Monday, April 13, 2009

". . . a new nation, conceived in Liberty . . . "
~The Gettysburg Address~

As research for the "272 Words" sampler, I looked at Lincoln's transcriptions of the Gettysburg Address, in his own handwriting. He starts with these words: "Four score and seven years ago, our fathers brought forth on this continent a new nation, conceived in Liberty, and dedicated to the proposition that all men are created equal."

Lincoln uses "Liberty" in mid-sentence, with a capital "L," referring to the country's birth in 1776. We see many capitalized words in The Declaration of Independence, where "unalienable Rights" are "Life, Liberty and the Pursuit of Happiness." Lincoln, by contrast, uses few caps . . . to me, that makes "Liberty" stand out.

The concept of Liberty is often depicted as a female figure, and very successfully -- in Eugene Delacroix's 1830 painting, Liberty Leading the People. In Frederic Bartholdi's design (France's gift to the U.S. in 1886) of The Statue of Liberty. On U.S. coinage, as Liberty Walking -- the 1916 design by Adolph Weinman. And more recently -- The New York Liberty, the women's basketball team of the WNBA founded in 1997.
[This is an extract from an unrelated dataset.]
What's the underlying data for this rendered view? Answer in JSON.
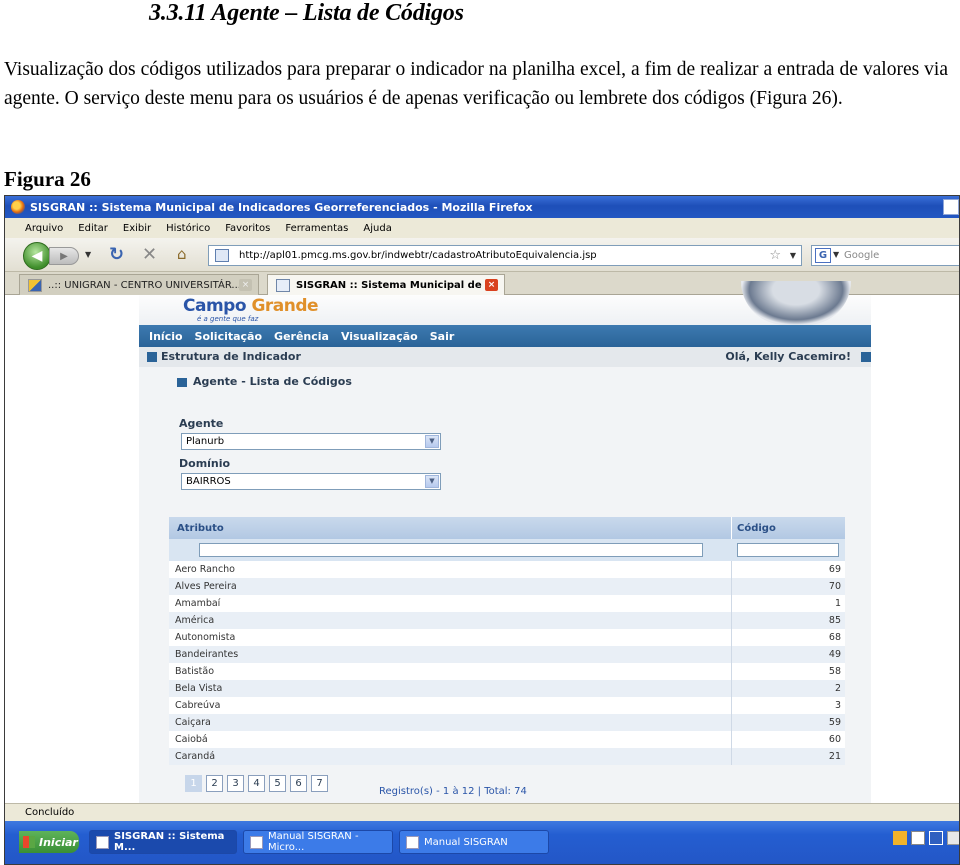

It's fantastic to see Liberty associated with female strength, bravery, and resolve. How many of our mothers, sisters, daughters and friends would fit that description? Quite a few -- no doubt about it. Now that I think of it, Liberty with a capital "L" makes perfect sense.

Liberty . . . you go, girl!